What is needed:
Track down every line below that holds "Unauthorized" and copy it.

Input data:
☆ ☆ ☆ ☆ ☆ ☆ ☆

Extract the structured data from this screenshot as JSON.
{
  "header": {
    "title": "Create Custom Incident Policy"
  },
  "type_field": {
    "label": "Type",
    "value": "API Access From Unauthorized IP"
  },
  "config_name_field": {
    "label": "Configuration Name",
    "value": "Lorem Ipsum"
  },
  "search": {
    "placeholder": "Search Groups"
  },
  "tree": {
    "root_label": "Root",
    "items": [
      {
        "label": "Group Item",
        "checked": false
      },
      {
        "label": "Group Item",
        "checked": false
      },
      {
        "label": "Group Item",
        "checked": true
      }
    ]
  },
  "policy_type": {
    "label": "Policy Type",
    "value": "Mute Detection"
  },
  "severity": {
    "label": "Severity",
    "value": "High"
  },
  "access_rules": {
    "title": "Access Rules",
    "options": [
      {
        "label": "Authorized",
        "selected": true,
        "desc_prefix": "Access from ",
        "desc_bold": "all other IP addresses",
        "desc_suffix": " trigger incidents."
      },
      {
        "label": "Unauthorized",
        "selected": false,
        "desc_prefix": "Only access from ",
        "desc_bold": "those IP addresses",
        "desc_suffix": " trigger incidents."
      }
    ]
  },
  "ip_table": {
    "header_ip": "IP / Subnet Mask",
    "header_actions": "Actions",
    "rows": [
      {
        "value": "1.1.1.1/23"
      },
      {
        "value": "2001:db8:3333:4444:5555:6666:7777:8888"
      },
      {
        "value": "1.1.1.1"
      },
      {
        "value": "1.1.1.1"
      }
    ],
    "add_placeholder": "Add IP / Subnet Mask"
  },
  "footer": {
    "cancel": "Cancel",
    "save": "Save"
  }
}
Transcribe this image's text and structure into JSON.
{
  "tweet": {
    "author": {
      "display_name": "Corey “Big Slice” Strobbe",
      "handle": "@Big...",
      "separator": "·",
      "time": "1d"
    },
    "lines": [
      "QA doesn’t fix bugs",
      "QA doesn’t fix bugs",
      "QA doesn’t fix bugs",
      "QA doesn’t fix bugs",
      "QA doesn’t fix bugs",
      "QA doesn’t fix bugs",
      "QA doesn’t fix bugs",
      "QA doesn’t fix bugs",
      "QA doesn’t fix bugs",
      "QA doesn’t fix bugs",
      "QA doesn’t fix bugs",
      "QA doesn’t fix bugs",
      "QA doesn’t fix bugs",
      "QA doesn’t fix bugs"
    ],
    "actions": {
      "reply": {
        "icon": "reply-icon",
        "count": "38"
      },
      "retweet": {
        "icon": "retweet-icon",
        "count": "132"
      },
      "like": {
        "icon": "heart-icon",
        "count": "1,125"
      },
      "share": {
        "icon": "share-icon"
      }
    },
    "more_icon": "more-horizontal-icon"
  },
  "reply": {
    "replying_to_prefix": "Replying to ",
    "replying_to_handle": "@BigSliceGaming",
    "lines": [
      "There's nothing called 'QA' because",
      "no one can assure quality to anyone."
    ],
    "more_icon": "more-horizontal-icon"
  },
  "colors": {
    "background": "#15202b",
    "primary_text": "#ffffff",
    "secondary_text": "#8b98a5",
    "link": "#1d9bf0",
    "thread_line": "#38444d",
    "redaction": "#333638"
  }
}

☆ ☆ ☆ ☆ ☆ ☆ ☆

Response box:
    "value": "API Access From Unauthorized IP"
        "label": "Unauthorized",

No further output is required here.